  • 1943 – 1960 / Abstract Expressionism, Neo Dada – Abstract Expressionists were later welcomed as the first authentically American avant-garde. They value an art grounded in personal experience. Their art was championed for being emphatically American in spirit – monumental in scale, romantic in mood, and expressive of a rugged individual freedom. Neo-Dada artists are known for their usage of mass media and found objects, as well as a penchant for performance. These artists rebelled against the emotionally charged paintings of the Abstract Expressionists that dominated the art world in the 1950s.
  • 1954 – 1960 / Kinetic art, Op Art, Pop Art, Happenings – Op art and Kinetic art are founded upon experiments made at the Bauhaus. Kinetic Artists were interested in employing actual movement, while Op artists were interested in optical effects and the illusion of movement. Pop art reached beyond Surrealism to Dada; They drew on popular imagery and were actually part of an international phenomenon. Happenings involved more than the detached observation of the viewer; the artist engaged with Happenings required the viewer to actively participate in each piece.
  • 1960 – 1970 / Performance, Arte Povera, Minimalism and Conceptual Art – Performance art of this period was particularly focused on the body, and is often referred to as Body art. This reflects the period’s so-called “dematerialization of the art object,” and the flight from traditional media. Arte Povera - “poor art” or “impoverished art” - was the most significant and influential avant-garde movement to emerge in Europe in the 1960s. Painters and sculptors avoided overt symbolism and emotional content, but instead called attention to the materiality of the works. Conceptual art is a movement that prizes ideas over the formal or visual components of art works. Their chief claim – that the articulation of an artistic idea suffices as a work of art – implied that concerns such as aesthetics, expression, skill and marketability were all irrelevant standards by which art was usually judged.

By the end of this course, students should be able to:

  1. Explain the development of modern art in a simple, straightforward way, with over 100 photographs of major art works.
  2. Cover all the key movements in modern art, from the avant-garde of the 19th century to the sometimes-perplexing contemporary art of the 21st century.
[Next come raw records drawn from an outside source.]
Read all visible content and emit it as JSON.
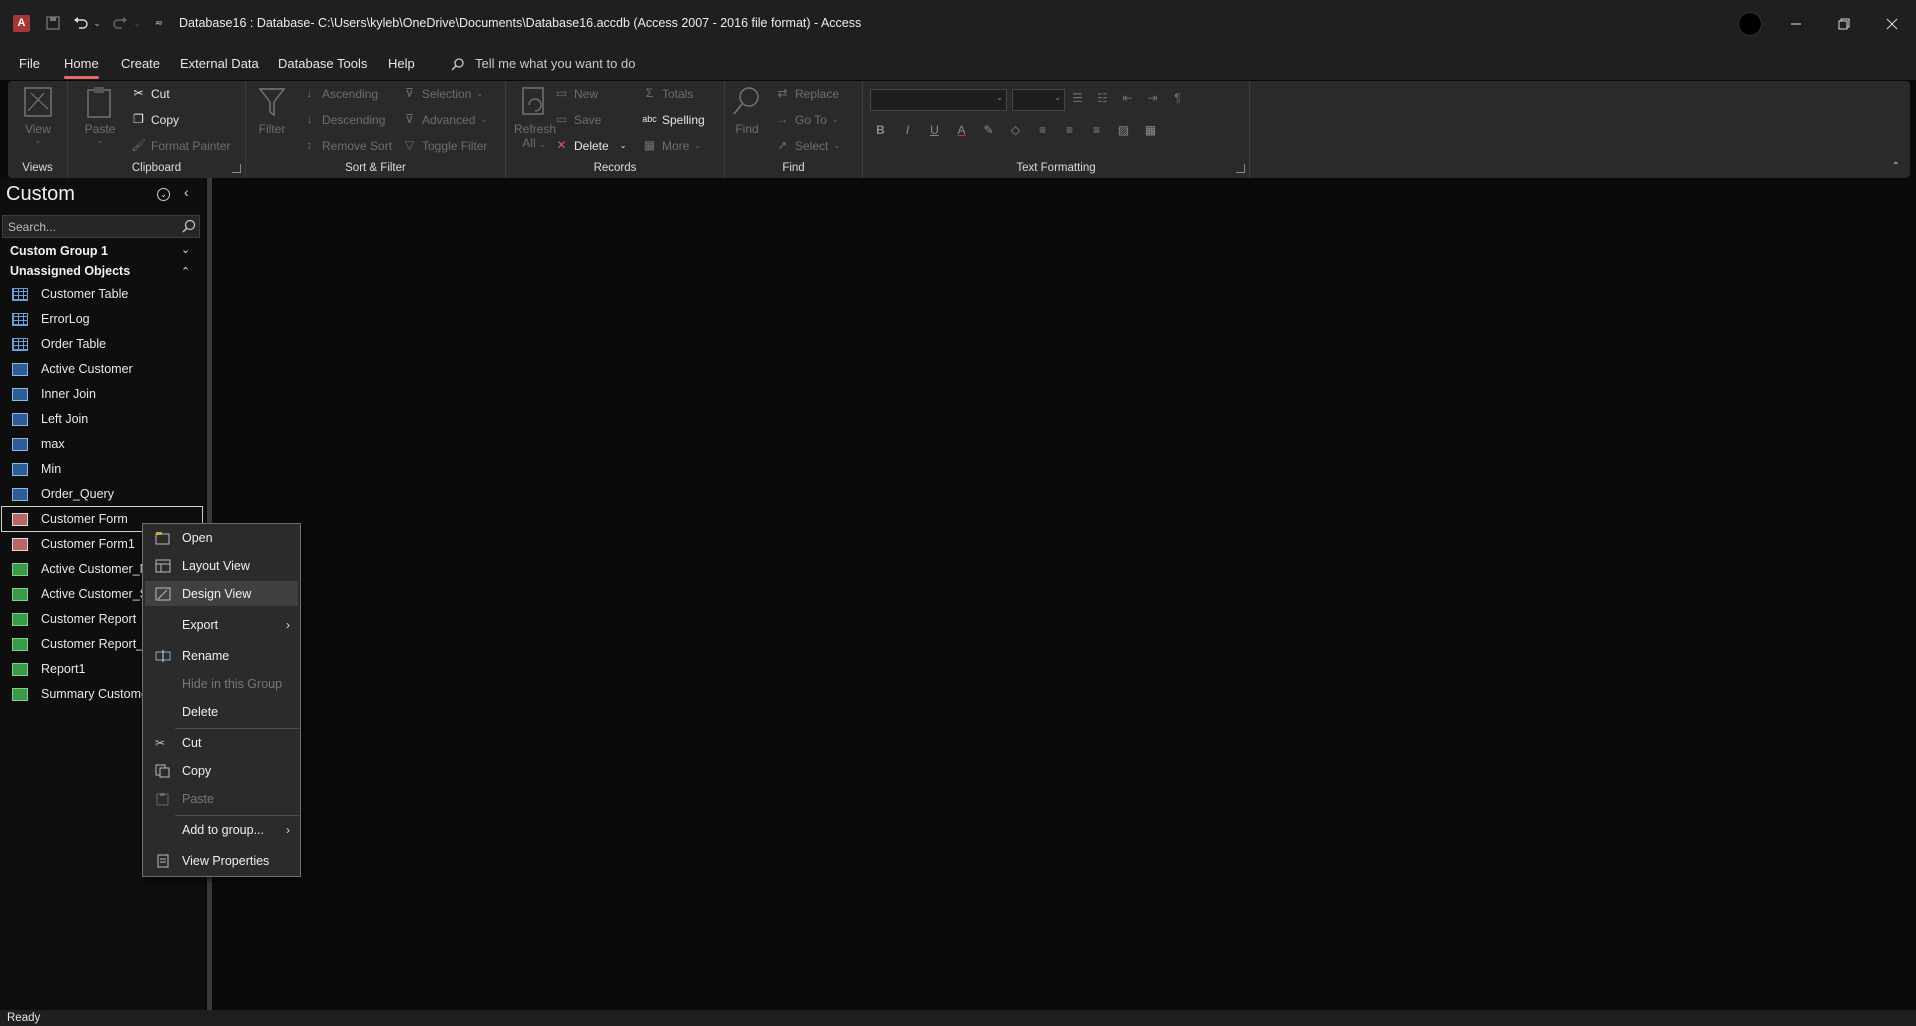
{
  "titlebar": {
    "title": "Database16 : Database- C:\\Users\\kyleb\\OneDrive\\Documents\\Database16.accdb (Access 2007 - 2016 file format)  -  Access",
    "app_icon_letter": "A"
  },
  "menu_tabs": [
    "File",
    "Home",
    "Create",
    "External Data",
    "Database Tools",
    "Help"
  ],
  "active_tab": "Home",
  "tell_me": "Tell me what you want to do",
  "ribbon": {
    "views": {
      "view": "View",
      "label": "Views"
    },
    "clipboard": {
      "paste": "Paste",
      "cut": "Cut",
      "copy": "Copy",
      "format_painter": "Format Painter",
      "label": "Clipboard"
    },
    "sort_filter": {
      "filter": "Filter",
      "ascending": "Ascending",
      "descending": "Descending",
      "remove_sort": "Remove Sort",
      "selection": "Selection",
      "advanced": "Advanced",
      "toggle_filter": "Toggle Filter",
      "label": "Sort & Filter"
    },
    "records": {
      "refresh": "Refresh",
      "refresh_sub": "All",
      "new": "New",
      "save": "Save",
      "delete": "Delete",
      "totals": "Totals",
      "spelling": "Spelling",
      "more": "More",
      "label": "Records"
    },
    "find": {
      "find": "Find",
      "replace": "Replace",
      "goto": "Go To",
      "select": "Select",
      "label": "Find"
    },
    "text_formatting": {
      "label": "Text Formatting",
      "bold": "B",
      "italic": "I",
      "underline": "U"
    }
  },
  "nav": {
    "title": "Custom",
    "search_placeholder": "Search...",
    "groups": [
      {
        "label": "Custom Group 1",
        "state": "collapsed"
      },
      {
        "label": "Unassigned Objects",
        "state": "expanded"
      }
    ],
    "items": [
      {
        "label": "Customer Table",
        "type": "table"
      },
      {
        "label": "ErrorLog",
        "type": "table"
      },
      {
        "label": "Order Table",
        "type": "table"
      },
      {
        "label": "Active Customer",
        "type": "query"
      },
      {
        "label": "Inner Join",
        "type": "query"
      },
      {
        "label": "Left Join",
        "type": "query"
      },
      {
        "label": "max",
        "type": "query"
      },
      {
        "label": "Min",
        "type": "query"
      },
      {
        "label": "Order_Query",
        "type": "query"
      },
      {
        "label": "Customer Form",
        "type": "form"
      },
      {
        "label": "Customer Form1",
        "type": "form"
      },
      {
        "label": "Active Customer_M",
        "type": "report"
      },
      {
        "label": "Active Customer_S",
        "type": "report"
      },
      {
        "label": "Customer Report",
        "type": "report"
      },
      {
        "label": "Customer Report_S",
        "type": "report"
      },
      {
        "label": "Report1",
        "type": "report"
      },
      {
        "label": "Summary Custome",
        "type": "report"
      }
    ],
    "selected_item": "Customer Form"
  },
  "context_menu": {
    "items": [
      {
        "label": "Open",
        "enabled": true
      },
      {
        "label": "Layout View",
        "enabled": true
      },
      {
        "label": "Design View",
        "enabled": true,
        "highlighted": true
      },
      {
        "label": "Export",
        "enabled": true,
        "submenu": true
      },
      {
        "label": "Rename",
        "enabled": true
      },
      {
        "label": "Hide in this Group",
        "enabled": false
      },
      {
        "label": "Delete",
        "enabled": true
      },
      {
        "label": "Cut",
        "enabled": true
      },
      {
        "label": "Copy",
        "enabled": true
      },
      {
        "label": "Paste",
        "enabled": false
      },
      {
        "label": "Add to group...",
        "enabled": true,
        "submenu": true
      },
      {
        "label": "View Properties",
        "enabled": true
      }
    ]
  },
  "status": {
    "text": "Ready"
  },
  "colors": {
    "accent": "#e06b6d",
    "background": "#0a0a0a",
    "ribbon": "#2a2a2a",
    "titlebar": "#1f1f1f"
  }
}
  3. Know the time line of art movements, short biographies of major artists and a glossary of art terms.
  4. Discover internet links to recommended websites with online galleries, virtual tours and art games and activities.